and go out. Indian businessmen have been allowed to keep capital abroad,
etc. Thus, the financial and real estate markets have been substantially
integrated with the world markets. No wonder what happens abroad has
immediate impact on Indian markets.
We have known that energy and food markets are integrated the world over.
We have been witness to the impact of oil prices and rise in wheat prices.
Thus, many of our markets are now open to influences from abroad. While it
is true that we are not as open as many other economies (like Germany or
Sri Lanka), we are twice as open today as we were in 1991. Hence the US
economy has a much bigger impact today than earlier. Given the size of the
US economy, a 1per cent reduction in its rate of growth would be bigger
than a 10 per cent increase (to 20 per cent and that is unlikely) in the
rate of growth of the Indian economy.
It may be argued that the cutting of the interest rates in the US and
actions elsewhere will have a positive effect and prevent a downturn
there. President Bush has announced a $150 billion package. He is putting
purchasing power into the hands of individuals to boost demand. This would
be about 1 per cent of the US GDP. However, what individuals may have lost
in the sub-prime markets may be much larger and hence inadequate. Further,
the decline in the stock markets and the fall in the paper wealth is also
likely to far exceed this amount.
In other words, some feel that this effort may be too little, too late.
There is nothing unusual in this since in business cycles it has been
mostly found that in the downturn, intervention is usually too little too
late so that the downturn becomes inevitable. In Japan, in the nineties
when the interest rates even turned negative, the economy could not pull
The reason is that once the investors’ sentiments turn negative, there
is little that the government can do to turn them around. This situation
is currently aggravated by the free market philosophy where any form of
government intervention is seen to be bad and, therefore, resisted till it
is too late. Even when it does come, it is of the wrong variety.
Governments following free market philosophy give concessions to the
investors, hoping that they would invest more. However, because demand
does not rise and unutilised capacity continues to rise, they invest
little and the concession simply ends up raising unutilised capacity
further. The medicine aggravates the disease.
Usually, in the downturn, the poor and the poorer countries are affected
worse than the rich ones.

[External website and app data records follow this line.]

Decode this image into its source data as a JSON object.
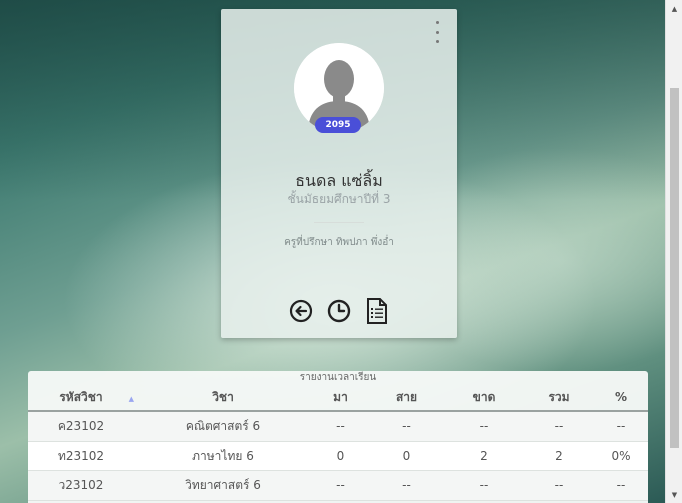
{
  "profile": {
    "student_id_badge": "2095",
    "name": "ธนดล แซ่ลิ้ม",
    "grade": "ชั้นมัธยมศึกษาปีที่ 3",
    "advisor": "ครูที่ปรึกษา ทิพปภา พึ่งอ่ำ",
    "menu_icon": "kebab-menu-icon",
    "avatar_icon": "person-silhouette-icon",
    "actions": [
      {
        "icon": "back-arrow-circle-icon"
      },
      {
        "icon": "clock-icon"
      },
      {
        "icon": "document-list-icon"
      }
    ]
  },
  "report": {
    "title": "รายงานเวลาเรียน",
    "headers": [
      "รหัสวิชา",
      "วิชา",
      "มา",
      "สาย",
      "ขาด",
      "รวม",
      "%"
    ],
    "sort_indicator": "▲",
    "rows": [
      [
        "ค23102",
        "คณิตศาสตร์ 6",
        "--",
        "--",
        "--",
        "--",
        "--"
      ],
      [
        "ท23102",
        "ภาษาไทย 6",
        "0",
        "0",
        "2",
        "2",
        "0%"
      ],
      [
        "ว23102",
        "วิทยาศาสตร์ 6",
        "--",
        "--",
        "--",
        "--",
        "--"
      ]
    ]
  },
  "scrollbar": {
    "up_arrow": "▲",
    "down_arrow": "▼"
  },
  "colors": {
    "badge": "#4a4fd8",
    "card_bg": "#e8f0ec",
    "icon": "#222222"
  }
}
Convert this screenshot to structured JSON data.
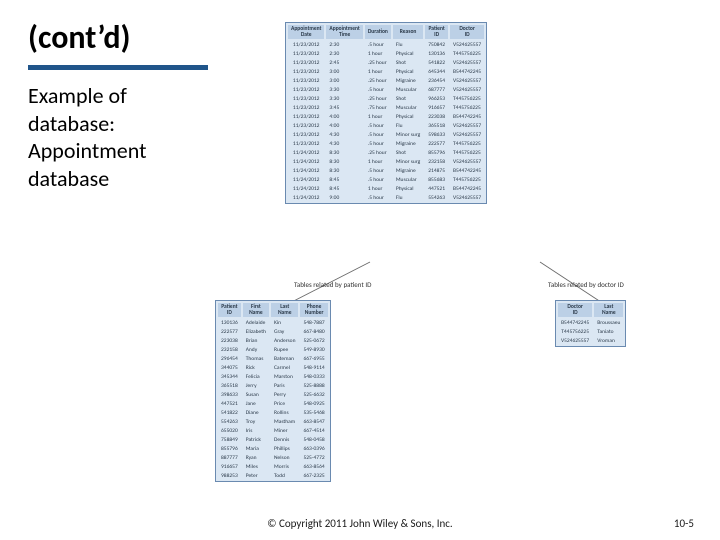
{
  "title": "(cont’d)",
  "subtitle": "Example of\ndatabase:\nAppointment\ndatabase",
  "footer": {
    "copy": "© Copyright 2011 John Wiley & Sons, Inc.",
    "page": "10-5"
  },
  "links": {
    "patient": "Tables related by patient ID",
    "doctor": "Tables related by doctor ID"
  },
  "appointments": {
    "headers": [
      "Appointment\nDate",
      "Appointment\nTime",
      "Duration",
      "Reason",
      "Patient\nID",
      "Doctor\nID"
    ],
    "rows": [
      [
        "11/23/2012",
        "2:30",
        ".5 hour",
        "Flu",
        "750842",
        "V524625557"
      ],
      [
        "11/23/2012",
        "2:30",
        "1 hour",
        "Physical",
        "130136",
        "T445756225"
      ],
      [
        "11/23/2012",
        "2:45",
        ".25 hour",
        "Shot",
        "541822",
        "V524625557"
      ],
      [
        "11/23/2012",
        "3:00",
        "1 hour",
        "Physical",
        "645344",
        "B544742245"
      ],
      [
        "11/23/2012",
        "3:00",
        ".25 hour",
        "Migraine",
        "236454",
        "V524625557"
      ],
      [
        "11/23/2012",
        "3:30",
        ".5 hour",
        "Muscular",
        "687777",
        "V524625557"
      ],
      [
        "11/23/2012",
        "3:30",
        ".25 hour",
        "Shot",
        "966253",
        "T445756225"
      ],
      [
        "11/23/2012",
        "3:45",
        ".75 hour",
        "Muscular",
        "916657",
        "T445756225"
      ],
      [
        "11/23/2012",
        "4:00",
        "1 hour",
        "Physical",
        "223038",
        "B544742245"
      ],
      [
        "11/23/2012",
        "4:00",
        ".5 hour",
        "Flu",
        "365518",
        "V524625557"
      ],
      [
        "11/23/2012",
        "4:30",
        ".5 hour",
        "Minor surg",
        "598633",
        "V524625557"
      ],
      [
        "11/23/2012",
        "4:30",
        ".5 hour",
        "Migraine",
        "222577",
        "T445756225"
      ],
      [
        "11/24/2012",
        "8:30",
        ".25 hour",
        "Shot",
        "855796",
        "T445756225"
      ],
      [
        "11/24/2012",
        "8:30",
        "1 hour",
        "Minor surg",
        "232158",
        "V524625557"
      ],
      [
        "11/24/2012",
        "8:30",
        ".5 hour",
        "Migraine",
        "214875",
        "B544742245"
      ],
      [
        "11/24/2012",
        "8:45",
        ".5 hour",
        "Muscular",
        "855683",
        "T445756225"
      ],
      [
        "11/24/2012",
        "8:45",
        "1 hour",
        "Physical",
        "447521",
        "B544742245"
      ],
      [
        "11/24/2012",
        "9:00",
        ".5 hour",
        "Flu",
        "554263",
        "V524625557"
      ]
    ]
  },
  "patients": {
    "headers": [
      "Patient\nID",
      "First\nName",
      "Last\nName",
      "Phone\nNumber"
    ],
    "rows": [
      [
        "130136",
        "Adelaide",
        "Kin",
        "548-7887"
      ],
      [
        "222577",
        "Elizabeth",
        "Gray",
        "667-8480"
      ],
      [
        "223038",
        "Brian",
        "Anderson",
        "525-0672"
      ],
      [
        "232158",
        "Andy",
        "Rupee",
        "549-8930"
      ],
      [
        "296454",
        "Thomas",
        "Bateman",
        "667-6955"
      ],
      [
        "344075",
        "Rick",
        "Carmel",
        "548-9114"
      ],
      [
        "345344",
        "Felicia",
        "Marston",
        "548-0333"
      ],
      [
        "365518",
        "Jerry",
        "Paris",
        "525-8888"
      ],
      [
        "398633",
        "Susan",
        "Perry",
        "525-6632"
      ],
      [
        "447521",
        "Jane",
        "Price",
        "548-0925"
      ],
      [
        "541822",
        "Diane",
        "Rollins",
        "535-5468"
      ],
      [
        "554263",
        "Troy",
        "Mastham",
        "663-8547"
      ],
      [
        "655020",
        "Iris",
        "Miner",
        "667-4514"
      ],
      [
        "758849",
        "Patrick",
        "Dennis",
        "548-0458"
      ],
      [
        "855796",
        "Maria",
        "Phillips",
        "663-0396"
      ],
      [
        "887777",
        "Ryan",
        "Nelson",
        "525-4772"
      ],
      [
        "916657",
        "Miles",
        "Morris",
        "663-8564"
      ],
      [
        "988253",
        "Peter",
        "Todd",
        "667-2325"
      ]
    ]
  },
  "doctors": {
    "headers": [
      "Doctor\nID",
      "Last\nName"
    ],
    "rows": [
      [
        "B544742245",
        "Broussaeu"
      ],
      [
        "T445756225",
        "Taniato"
      ],
      [
        "V524625557",
        "Vroman"
      ]
    ]
  }
}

For instance, the impact of the sub-prime crisis
has been the greatest on the poor and the blacks in the US. The situation
is being aggravated by the environmental consequences of the development
path being followed in the recent past. With environmental costs of growth
rising in a recession, the poor will suffer even more.
In India, where large infrastructure projects had been planned and
companies were rushing to raise capital from the booming stock markets,
there would be over-capitalisation and consequent losses. Indian companies
have also been rushing to acquire expensive overseas assets. Such
companies are likely to suffer substantial losses.
For India, the negatives seem to far outweigh any positives. Further, the
depression in the world economy is likely to be quite different than the
earlier ones since it is being driven by substantial unresolved problems
in the financial sectors. No one, not even the largest actor on the scene,
the Fed, understands what is going on so that correctives are hard to
devise. Once the economy starts going downhill, many actions that would
have been normal in a rising economy, like acquisitions through
leveraging, investments in risky instruments, turn out to be mistakes. The
various mistakes cumulatively amount to huge mistakes. Indian financial
markets, substantially integrated into the world markets, are unlikely to
be able to escape the impending crisis.
Peace is doable.
Dr. Arun Kumar is the Coordinator of the EXIM Bank-JNU
Library in Economics. He is teaching Economics in Jawaharlal
Nehru University since 1984. He has been the Chairperson of the Centre for
Economic Studies and Planning of JNU, Vice President and Acting
President of the Indian Academy of Social Sciences (ISSA). The article was
first published in The Tribune.